─── INPUT DATA ───

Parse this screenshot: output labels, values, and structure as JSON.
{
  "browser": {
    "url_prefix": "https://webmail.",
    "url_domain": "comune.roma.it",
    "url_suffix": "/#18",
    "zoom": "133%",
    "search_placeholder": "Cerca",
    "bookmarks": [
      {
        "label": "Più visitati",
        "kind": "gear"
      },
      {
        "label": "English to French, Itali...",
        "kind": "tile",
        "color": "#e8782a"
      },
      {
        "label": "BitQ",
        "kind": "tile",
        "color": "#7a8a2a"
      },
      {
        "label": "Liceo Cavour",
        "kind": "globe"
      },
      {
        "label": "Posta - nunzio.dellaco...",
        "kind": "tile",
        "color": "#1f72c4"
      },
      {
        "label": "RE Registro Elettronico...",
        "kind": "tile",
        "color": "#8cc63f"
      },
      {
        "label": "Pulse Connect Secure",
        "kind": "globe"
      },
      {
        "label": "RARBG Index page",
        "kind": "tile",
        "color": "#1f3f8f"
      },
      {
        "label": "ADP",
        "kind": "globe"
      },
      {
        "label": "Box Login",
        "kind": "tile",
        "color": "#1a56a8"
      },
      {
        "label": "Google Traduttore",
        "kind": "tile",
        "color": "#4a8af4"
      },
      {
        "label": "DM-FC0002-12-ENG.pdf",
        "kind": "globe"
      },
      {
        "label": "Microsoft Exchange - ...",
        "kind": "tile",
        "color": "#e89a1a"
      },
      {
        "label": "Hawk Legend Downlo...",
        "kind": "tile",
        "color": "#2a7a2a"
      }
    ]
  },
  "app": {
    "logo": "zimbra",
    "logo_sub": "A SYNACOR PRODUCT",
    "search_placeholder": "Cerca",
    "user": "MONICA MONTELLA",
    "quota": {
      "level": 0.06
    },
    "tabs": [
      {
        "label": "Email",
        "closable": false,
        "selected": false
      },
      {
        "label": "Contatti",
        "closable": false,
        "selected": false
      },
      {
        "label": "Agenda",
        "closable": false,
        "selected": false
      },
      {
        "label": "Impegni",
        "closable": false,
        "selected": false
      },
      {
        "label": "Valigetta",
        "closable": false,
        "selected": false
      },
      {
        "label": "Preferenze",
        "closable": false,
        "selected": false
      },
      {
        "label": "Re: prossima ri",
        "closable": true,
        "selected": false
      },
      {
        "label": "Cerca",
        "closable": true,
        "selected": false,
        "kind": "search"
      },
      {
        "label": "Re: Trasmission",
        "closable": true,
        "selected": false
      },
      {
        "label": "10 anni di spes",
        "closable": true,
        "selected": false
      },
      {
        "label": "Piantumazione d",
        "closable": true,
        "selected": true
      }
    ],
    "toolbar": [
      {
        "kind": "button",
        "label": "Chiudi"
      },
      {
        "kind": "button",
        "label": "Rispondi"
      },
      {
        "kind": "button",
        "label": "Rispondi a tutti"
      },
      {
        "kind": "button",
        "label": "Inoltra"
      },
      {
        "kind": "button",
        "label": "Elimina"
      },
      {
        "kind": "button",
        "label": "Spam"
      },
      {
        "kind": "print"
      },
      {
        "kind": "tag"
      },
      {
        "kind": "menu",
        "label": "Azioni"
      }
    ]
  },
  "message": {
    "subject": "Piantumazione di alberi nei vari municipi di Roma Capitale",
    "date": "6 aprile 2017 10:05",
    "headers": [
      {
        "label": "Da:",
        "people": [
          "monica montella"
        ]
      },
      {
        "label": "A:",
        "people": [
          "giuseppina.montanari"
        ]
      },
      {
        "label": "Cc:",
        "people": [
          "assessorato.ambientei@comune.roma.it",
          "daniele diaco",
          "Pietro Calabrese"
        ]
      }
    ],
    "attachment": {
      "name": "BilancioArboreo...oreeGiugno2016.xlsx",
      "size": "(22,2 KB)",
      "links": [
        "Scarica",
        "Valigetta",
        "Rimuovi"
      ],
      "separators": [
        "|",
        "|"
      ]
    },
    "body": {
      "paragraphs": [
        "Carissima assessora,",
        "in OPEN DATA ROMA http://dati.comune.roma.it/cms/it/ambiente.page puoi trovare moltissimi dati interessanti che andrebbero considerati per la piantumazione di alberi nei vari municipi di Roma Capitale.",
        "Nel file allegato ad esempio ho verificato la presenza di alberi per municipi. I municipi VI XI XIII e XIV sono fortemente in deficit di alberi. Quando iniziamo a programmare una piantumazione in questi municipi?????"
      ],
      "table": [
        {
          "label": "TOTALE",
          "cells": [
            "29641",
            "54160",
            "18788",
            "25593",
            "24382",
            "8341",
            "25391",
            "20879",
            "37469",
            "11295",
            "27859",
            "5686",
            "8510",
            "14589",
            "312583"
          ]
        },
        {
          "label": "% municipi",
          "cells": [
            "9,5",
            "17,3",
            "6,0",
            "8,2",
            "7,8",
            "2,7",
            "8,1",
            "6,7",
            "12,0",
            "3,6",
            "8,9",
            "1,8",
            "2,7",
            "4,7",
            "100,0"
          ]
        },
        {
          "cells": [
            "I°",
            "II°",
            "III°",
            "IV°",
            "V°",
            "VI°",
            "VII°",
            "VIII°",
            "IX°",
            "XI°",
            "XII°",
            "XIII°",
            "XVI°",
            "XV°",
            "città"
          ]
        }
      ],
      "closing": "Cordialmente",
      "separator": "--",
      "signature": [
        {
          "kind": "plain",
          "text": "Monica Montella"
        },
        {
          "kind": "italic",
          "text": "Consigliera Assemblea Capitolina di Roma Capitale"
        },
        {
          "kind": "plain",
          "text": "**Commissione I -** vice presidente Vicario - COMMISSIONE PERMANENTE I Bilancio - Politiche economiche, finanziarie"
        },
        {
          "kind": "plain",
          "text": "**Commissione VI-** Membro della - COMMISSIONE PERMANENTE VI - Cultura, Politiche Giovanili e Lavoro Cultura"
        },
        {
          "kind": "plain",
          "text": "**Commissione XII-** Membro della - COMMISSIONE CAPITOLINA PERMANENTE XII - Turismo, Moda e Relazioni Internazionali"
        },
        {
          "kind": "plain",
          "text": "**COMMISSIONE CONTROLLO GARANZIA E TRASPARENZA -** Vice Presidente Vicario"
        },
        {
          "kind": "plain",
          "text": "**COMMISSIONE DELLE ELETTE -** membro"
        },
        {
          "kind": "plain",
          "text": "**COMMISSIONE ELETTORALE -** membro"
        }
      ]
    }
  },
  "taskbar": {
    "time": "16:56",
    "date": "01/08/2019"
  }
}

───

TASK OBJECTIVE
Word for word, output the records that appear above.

SOLVED EXERCISE
Parse this screenshot: output labels, values, and structure as JSON.
{
  "browser": {
    "url_prefix": "https://webmail.",
    "url_domain": "comune.roma.it",
    "url_suffix": "/#18",
    "zoom": "133%",
    "search_placeholder": "Cerca",
    "bookmarks": [
      {
        "label": "Più visitati",
        "kind": "gear"
      },
      {
        "label": "English to French, Itali...",
        "kind": "tile",
        "color": "#e8782a"
      },
      {
        "label": "BitQ",
        "kind": "tile",
        "color": "#7a8a2a"
      },
      {
        "label": "Liceo Cavour",
        "kind": "globe"
      },
      {
        "label": "Posta - nunzio.dellaco...",
        "kind": "tile",
        "color": "#1f72c4"
      },
      {
        "label": "RE Registro Elettronico...",
        "kind": "tile",
        "color": "#8cc63f"
      },
      {
        "label": "Pulse Connect Secure",
        "kind": "globe"
      },
      {
        "label": "RARBG Index page",
        "kind": "tile",
        "color": "#1f3f8f"
      },
      {
        "label": "ADP",
        "kind": "globe"
      },
      {
        "label": "Box Login",
        "kind": "tile",
        "color": "#1a56a8"
      },
      {
        "label": "Google Traduttore",
        "kind": "tile",
        "color": "#4a8af4"
      },
      {
        "label": "DM-FC0002-12-ENG.pdf",
        "kind": "globe"
      },
      {
        "label": "Microsoft Exchange - ...",
        "kind": "tile",
        "color": "#e89a1a"
      },
      {
        "label": "Hawk Legend Downlo...",
        "kind": "tile",
        "color": "#2a7a2a"
      }
    ]
  },
  "app": {
    "logo": "zimbra",
    "logo_sub": "A SYNACOR PRODUCT",
    "search_placeholder": "Cerca",
    "user": "MONICA MONTELLA",
    "quota": {
      "level": 0.06
    },
    "tabs": [
      {
        "label": "Email",
        "closable": false,
        "selected": false
      },
      {
        "label": "Contatti",
        "closable": false,
        "selected": false
      },
      {
        "label": "Agenda",
        "closable": false,
        "selected": false
      },
      {
        "label": "Impegni",
        "closable": false,
        "selected": false
      },
      {
        "label": "Valigetta",
        "closable": false,
        "selected": false
      },
      {
        "label": "Preferenze",
        "closable": false,
        "selected": false
      },
      {
        "label": "Re: prossima ri",
        "closable": true,
        "selected": false
      },
      {
        "label": "Cerca",
        "closable": true,
        "selected": false,
        "kind": "search"
      },
      {
        "label": "Re: Trasmission",
        "closable": true,
        "selected": false
      },
      {
        "label": "10 anni di spes",
        "closable": true,
        "selected": false
      },
      {
        "label": "Piantumazione d",
        "closable": true,
        "selected": true
      }
    ],
    "toolbar": [
      {
        "kind": "button",
        "label": "Chiudi"
      },
      {
        "kind": "button",
        "label": "Rispondi"
      },
      {
        "kind": "button",
        "label": "Rispondi a tutti"
      },
      {
        "kind": "button",
        "label": "Inoltra"
      },
      {
        "kind": "button",
        "label": "Elimina"
      },
      {
        "kind": "button",
        "label": "Spam"
      },
      {
        "kind": "print"
      },
      {
        "kind": "tag"
      },
      {
        "kind": "menu",
        "label": "Azioni"
      }
    ]
  },
  "message": {
    "subject": "Piantumazione di alberi nei vari municipi di Roma Capitale",
    "date": "6 aprile 2017 10:05",
    "headers": [
      {
        "label": "Da:",
        "people": [
          "monica montella"
        ]
      },
      {
        "label": "A:",
        "people": [
          "giuseppina.montanari"
        ]
      },
      {
        "label": "Cc:",
        "people": [
          "assessorato.ambientei@comune.roma.it",
          "daniele diaco",
          "Pietro Calabrese"
        ]
      }
    ],
    "attachment": {
      "name": "BilancioArboreo...oreeGiugno2016.xlsx",
      "size": "(22,2 KB)",
      "links": [
        "Scarica",
        "Valigetta",
        "Rimuovi"
      ],
      "separators": [
        "|",
        "|"
      ]
    },
    "body": {
      "paragraphs": [
        "Carissima assessora,",
        "in OPEN DATA ROMA http://dati.comune.roma.it/cms/it/ambiente.page puoi trovare moltissimi dati interessanti che andrebbero considerati per la piantumazione di alberi nei vari municipi di Roma Capitale.",
        "Nel file allegato ad esempio ho verificato la presenza di alberi per municipi. I municipi VI XI XIII e XIV sono fortemente in deficit di alberi. Quando iniziamo a programmare una piantumazione in questi municipi?????"
      ],
      "table": [
        {
          "label": "TOTALE",
          "cells": [
            "29641",
            "54160",
            "18788",
            "25593",
            "24382",
            "8341",
            "25391",
            "20879",
            "37469",
            "11295",
            "27859",
            "5686",
            "8510",
            "14589",
            "312583"
          ]
        },
        {
          "label": "% municipi",
          "cells": [
            "9,5",
            "17,3",
            "6,0",
            "8,2",
            "7,8",
            "2,7",
            "8,1",
            "6,7",
            "12,0",
            "3,6",
            "8,9",
            "1,8",
            "2,7",
            "4,7",
            "100,0"
          ]
        },
        {
          "cells": [
            "I°",
            "II°",
            "III°",
            "IV°",
            "V°",
            "VI°",
            "VII°",
            "VIII°",
            "IX°",
            "XI°",
            "XII°",
            "XIII°",
            "XVI°",
            "XV°",
            "città"
          ]
        }
      ],
      "closing": "Cordialmente",
      "separator": "--",
      "signature": [
        {
          "kind": "plain",
          "text": "Monica Montella"
        },
        {
          "kind": "italic",
          "text": "Consigliera Assemblea Capitolina di Roma Capitale"
        },
        {
          "kind": "plain",
          "text": "**Commissione I -** vice presidente Vicario - COMMISSIONE PERMANENTE I Bilancio - Politiche economiche, finanziarie"
        },
        {
          "kind": "plain",
          "text": "**Commissione VI-** Membro della - COMMISSIONE PERMANENTE VI - Cultura, Politiche Giovanili e Lavoro Cultura"
        },
        {
          "kind": "plain",
          "text": "**Commissione XII-** Membro della - COMMISSIONE CAPITOLINA PERMANENTE XII - Turismo, Moda e Relazioni Internazionali"
        },
        {
          "kind": "plain",
          "text": "**COMMISSIONE CONTROLLO GARANZIA E TRASPARENZA -** Vice Presidente Vicario"
        },
        {
          "kind": "plain",
          "text": "**COMMISSIONE DELLE ELETTE -** membro"
        },
        {
          "kind": "plain",
          "text": "**COMMISSIONE ELETTORALE -** membro"
        }
      ]
    }
  },
  "taskbar": {
    "time": "16:56",
    "date": "01/08/2019"
  }
}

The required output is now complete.